Return the records below word for word.

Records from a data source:
== == ==
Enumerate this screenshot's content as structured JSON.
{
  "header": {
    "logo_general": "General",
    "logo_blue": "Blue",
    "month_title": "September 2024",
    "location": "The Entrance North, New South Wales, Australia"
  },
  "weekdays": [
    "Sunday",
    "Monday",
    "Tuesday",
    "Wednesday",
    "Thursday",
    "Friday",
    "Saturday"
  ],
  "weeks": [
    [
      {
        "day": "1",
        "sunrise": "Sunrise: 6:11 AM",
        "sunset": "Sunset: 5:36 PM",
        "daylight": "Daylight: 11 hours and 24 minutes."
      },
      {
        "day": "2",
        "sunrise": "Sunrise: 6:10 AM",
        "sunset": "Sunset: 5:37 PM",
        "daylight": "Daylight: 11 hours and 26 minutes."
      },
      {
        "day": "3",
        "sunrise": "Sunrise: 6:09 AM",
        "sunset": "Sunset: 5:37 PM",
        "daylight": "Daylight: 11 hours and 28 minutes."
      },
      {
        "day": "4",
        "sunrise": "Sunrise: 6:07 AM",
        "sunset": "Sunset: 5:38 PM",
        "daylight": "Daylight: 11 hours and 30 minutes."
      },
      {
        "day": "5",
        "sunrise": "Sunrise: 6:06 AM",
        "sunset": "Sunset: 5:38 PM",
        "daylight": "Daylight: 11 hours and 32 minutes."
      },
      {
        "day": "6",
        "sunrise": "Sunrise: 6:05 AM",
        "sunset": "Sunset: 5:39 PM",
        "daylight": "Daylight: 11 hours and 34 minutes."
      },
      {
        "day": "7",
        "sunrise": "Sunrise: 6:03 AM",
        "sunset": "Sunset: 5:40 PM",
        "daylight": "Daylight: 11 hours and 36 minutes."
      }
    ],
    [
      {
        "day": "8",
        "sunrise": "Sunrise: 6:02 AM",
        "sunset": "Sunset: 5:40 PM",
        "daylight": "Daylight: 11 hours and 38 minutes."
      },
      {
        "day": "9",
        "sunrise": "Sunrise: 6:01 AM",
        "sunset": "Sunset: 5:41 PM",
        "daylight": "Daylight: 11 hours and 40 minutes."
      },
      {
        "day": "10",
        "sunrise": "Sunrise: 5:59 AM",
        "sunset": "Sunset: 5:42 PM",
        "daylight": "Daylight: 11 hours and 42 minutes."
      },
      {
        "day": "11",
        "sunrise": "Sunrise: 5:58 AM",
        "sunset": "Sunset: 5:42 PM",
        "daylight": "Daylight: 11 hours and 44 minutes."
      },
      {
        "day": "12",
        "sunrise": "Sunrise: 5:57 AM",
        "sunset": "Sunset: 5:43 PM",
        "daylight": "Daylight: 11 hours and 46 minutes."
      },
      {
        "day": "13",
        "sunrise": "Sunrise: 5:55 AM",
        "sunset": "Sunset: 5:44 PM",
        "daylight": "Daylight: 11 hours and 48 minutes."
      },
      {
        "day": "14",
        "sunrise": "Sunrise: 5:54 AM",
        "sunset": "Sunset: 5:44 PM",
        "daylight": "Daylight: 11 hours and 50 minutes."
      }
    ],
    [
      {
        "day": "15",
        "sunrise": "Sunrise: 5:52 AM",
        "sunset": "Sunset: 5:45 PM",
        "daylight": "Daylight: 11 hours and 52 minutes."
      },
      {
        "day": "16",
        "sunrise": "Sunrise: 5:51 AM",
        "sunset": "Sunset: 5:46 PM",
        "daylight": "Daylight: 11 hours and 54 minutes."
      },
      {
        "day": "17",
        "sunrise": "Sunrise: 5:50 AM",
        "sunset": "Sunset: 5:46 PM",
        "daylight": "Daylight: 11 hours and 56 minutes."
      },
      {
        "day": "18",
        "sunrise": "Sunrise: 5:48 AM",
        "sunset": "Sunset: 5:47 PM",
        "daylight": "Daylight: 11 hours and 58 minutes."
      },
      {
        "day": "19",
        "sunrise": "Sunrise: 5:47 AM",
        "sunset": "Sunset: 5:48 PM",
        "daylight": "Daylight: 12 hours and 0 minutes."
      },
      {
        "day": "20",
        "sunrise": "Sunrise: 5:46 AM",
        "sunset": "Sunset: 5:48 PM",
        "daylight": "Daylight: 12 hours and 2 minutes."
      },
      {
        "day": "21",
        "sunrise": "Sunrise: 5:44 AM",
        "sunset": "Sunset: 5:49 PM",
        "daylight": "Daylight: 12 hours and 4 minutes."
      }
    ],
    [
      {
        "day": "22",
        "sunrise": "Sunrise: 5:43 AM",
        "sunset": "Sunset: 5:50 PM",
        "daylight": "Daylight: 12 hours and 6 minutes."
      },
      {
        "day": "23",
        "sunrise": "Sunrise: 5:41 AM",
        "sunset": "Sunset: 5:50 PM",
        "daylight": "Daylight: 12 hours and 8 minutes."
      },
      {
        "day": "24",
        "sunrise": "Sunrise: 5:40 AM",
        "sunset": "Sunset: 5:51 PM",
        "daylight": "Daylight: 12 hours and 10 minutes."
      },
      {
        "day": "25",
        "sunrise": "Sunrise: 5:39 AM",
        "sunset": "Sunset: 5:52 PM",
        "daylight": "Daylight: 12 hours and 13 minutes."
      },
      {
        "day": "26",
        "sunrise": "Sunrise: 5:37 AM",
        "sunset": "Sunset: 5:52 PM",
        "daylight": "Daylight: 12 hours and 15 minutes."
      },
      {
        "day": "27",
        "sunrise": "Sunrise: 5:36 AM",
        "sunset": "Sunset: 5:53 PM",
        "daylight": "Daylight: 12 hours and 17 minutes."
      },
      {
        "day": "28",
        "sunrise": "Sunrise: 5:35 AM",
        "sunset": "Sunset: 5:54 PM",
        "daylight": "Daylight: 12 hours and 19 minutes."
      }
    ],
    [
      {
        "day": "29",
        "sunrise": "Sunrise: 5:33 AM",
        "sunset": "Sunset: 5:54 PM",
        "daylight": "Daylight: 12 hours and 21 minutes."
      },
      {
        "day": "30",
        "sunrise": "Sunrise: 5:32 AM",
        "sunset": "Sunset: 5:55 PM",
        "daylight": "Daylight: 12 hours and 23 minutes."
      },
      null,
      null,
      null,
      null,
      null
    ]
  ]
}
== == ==
- [Solution to the problem]:
Enumerate this screenshot's content as structured JSON.
{
  "header": {
    "logo_general": "General",
    "logo_blue": "Blue",
    "month_title": "September 2024",
    "location": "The Entrance North, New South Wales, Australia"
  },
  "weekdays": [
    "Sunday",
    "Monday",
    "Tuesday",
    "Wednesday",
    "Thursday",
    "Friday",
    "Saturday"
  ],
  "weeks": [
    [
      {
        "day": "1",
        "sunrise": "Sunrise: 6:11 AM",
        "sunset": "Sunset: 5:36 PM",
        "daylight": "Daylight: 11 hours and 24 minutes."
      },
      {
        "day": "2",
        "sunrise": "Sunrise: 6:10 AM",
        "sunset": "Sunset: 5:37 PM",
        "daylight": "Daylight: 11 hours and 26 minutes."
      },
      {
        "day": "3",
        "sunrise": "Sunrise: 6:09 AM",
        "sunset": "Sunset: 5:37 PM",
        "daylight": "Daylight: 11 hours and 28 minutes."
      },
      {
        "day": "4",
        "sunrise": "Sunrise: 6:07 AM",
        "sunset": "Sunset: 5:38 PM",
        "daylight": "Daylight: 11 hours and 30 minutes."
      },
      {
        "day": "5",
        "sunrise": "Sunrise: 6:06 AM",
        "sunset": "Sunset: 5:38 PM",
        "daylight": "Daylight: 11 hours and 32 minutes."
      },
      {
        "day": "6",
        "sunrise": "Sunrise: 6:05 AM",
        "sunset": "Sunset: 5:39 PM",
        "daylight": "Daylight: 11 hours and 34 minutes."
      },
      {
        "day": "7",
        "sunrise": "Sunrise: 6:03 AM",
        "sunset": "Sunset: 5:40 PM",
        "daylight": "Daylight: 11 hours and 36 minutes."
      }
    ],
    [
      {
        "day": "8",
        "sunrise": "Sunrise: 6:02 AM",
        "sunset": "Sunset: 5:40 PM",
        "daylight": "Daylight: 11 hours and 38 minutes."
      },
      {
        "day": "9",
        "sunrise": "Sunrise: 6:01 AM",
        "sunset": "Sunset: 5:41 PM",
        "daylight": "Daylight: 11 hours and 40 minutes."
      },
      {
        "day": "10",
        "sunrise": "Sunrise: 5:59 AM",
        "sunset": "Sunset: 5:42 PM",
        "daylight": "Daylight: 11 hours and 42 minutes."
      },
      {
        "day": "11",
        "sunrise": "Sunrise: 5:58 AM",
        "sunset": "Sunset: 5:42 PM",
        "daylight": "Daylight: 11 hours and 44 minutes."
      },
      {
        "day": "12",
        "sunrise": "Sunrise: 5:57 AM",
        "sunset": "Sunset: 5:43 PM",
        "daylight": "Daylight: 11 hours and 46 minutes."
      },
      {
        "day": "13",
        "sunrise": "Sunrise: 5:55 AM",
        "sunset": "Sunset: 5:44 PM",
        "daylight": "Daylight: 11 hours and 48 minutes."
      },
      {
        "day": "14",
        "sunrise": "Sunrise: 5:54 AM",
        "sunset": "Sunset: 5:44 PM",
        "daylight": "Daylight: 11 hours and 50 minutes."
      }
    ],
    [
      {
        "day": "15",
        "sunrise": "Sunrise: 5:52 AM",
        "sunset": "Sunset: 5:45 PM",
        "daylight": "Daylight: 11 hours and 52 minutes."
      },
      {
        "day": "16",
        "sunrise": "Sunrise: 5:51 AM",
        "sunset": "Sunset: 5:46 PM",
        "daylight": "Daylight: 11 hours and 54 minutes."
      },
      {
        "day": "17",
        "sunrise": "Sunrise: 5:50 AM",
        "sunset": "Sunset: 5:46 PM",
        "daylight": "Daylight: 11 hours and 56 minutes."
      },
      {
        "day": "18",
        "sunrise": "Sunrise: 5:48 AM",
        "sunset": "Sunset: 5:47 PM",
        "daylight": "Daylight: 11 hours and 58 minutes."
      },
      {
        "day": "19",
        "sunrise": "Sunrise: 5:47 AM",
        "sunset": "Sunset: 5:48 PM",
        "daylight": "Daylight: 12 hours and 0 minutes."
      },
      {
        "day": "20",
        "sunrise": "Sunrise: 5:46 AM",
        "sunset": "Sunset: 5:48 PM",
        "daylight": "Daylight: 12 hours and 2 minutes."
      },
      {
        "day": "21",
        "sunrise": "Sunrise: 5:44 AM",
        "sunset": "Sunset: 5:49 PM",
        "daylight": "Daylight: 12 hours and 4 minutes."
      }
    ],
    [
      {
        "day": "22",
        "sunrise": "Sunrise: 5:43 AM",
        "sunset": "Sunset: 5:50 PM",
        "daylight": "Daylight: 12 hours and 6 minutes."
      },
      {
        "day": "23",
        "sunrise": "Sunrise: 5:41 AM",
        "sunset": "Sunset: 5:50 PM",
        "daylight": "Daylight: 12 hours and 8 minutes."
      },
      {
        "day": "24",
        "sunrise": "Sunrise: 5:40 AM",
        "sunset": "Sunset: 5:51 PM",
        "daylight": "Daylight: 12 hours and 10 minutes."
      },
      {
        "day": "25",
        "sunrise": "Sunrise: 5:39 AM",
        "sunset": "Sunset: 5:52 PM",
        "daylight": "Daylight: 12 hours and 13 minutes."
      },
      {
        "day": "26",
        "sunrise": "Sunrise: 5:37 AM",
        "sunset": "Sunset: 5:52 PM",
        "daylight": "Daylight: 12 hours and 15 minutes."
      },
      {
        "day": "27",
        "sunrise": "Sunrise: 5:36 AM",
        "sunset": "Sunset: 5:53 PM",
        "daylight": "Daylight: 12 hours and 17 minutes."
      },
      {
        "day": "28",
        "sunrise": "Sunrise: 5:35 AM",
        "sunset": "Sunset: 5:54 PM",
        "daylight": "Daylight: 12 hours and 19 minutes."
      }
    ],
    [
      {
        "day": "29",
        "sunrise": "Sunrise: 5:33 AM",
        "sunset": "Sunset: 5:54 PM",
        "daylight": "Daylight: 12 hours and 21 minutes."
      },
      {
        "day": "30",
        "sunrise": "Sunrise: 5:32 AM",
        "sunset": "Sunset: 5:55 PM",
        "daylight": "Daylight: 12 hours and 23 minutes."
      },
      null,
      null,
      null,
      null,
      null
    ]
  ]
}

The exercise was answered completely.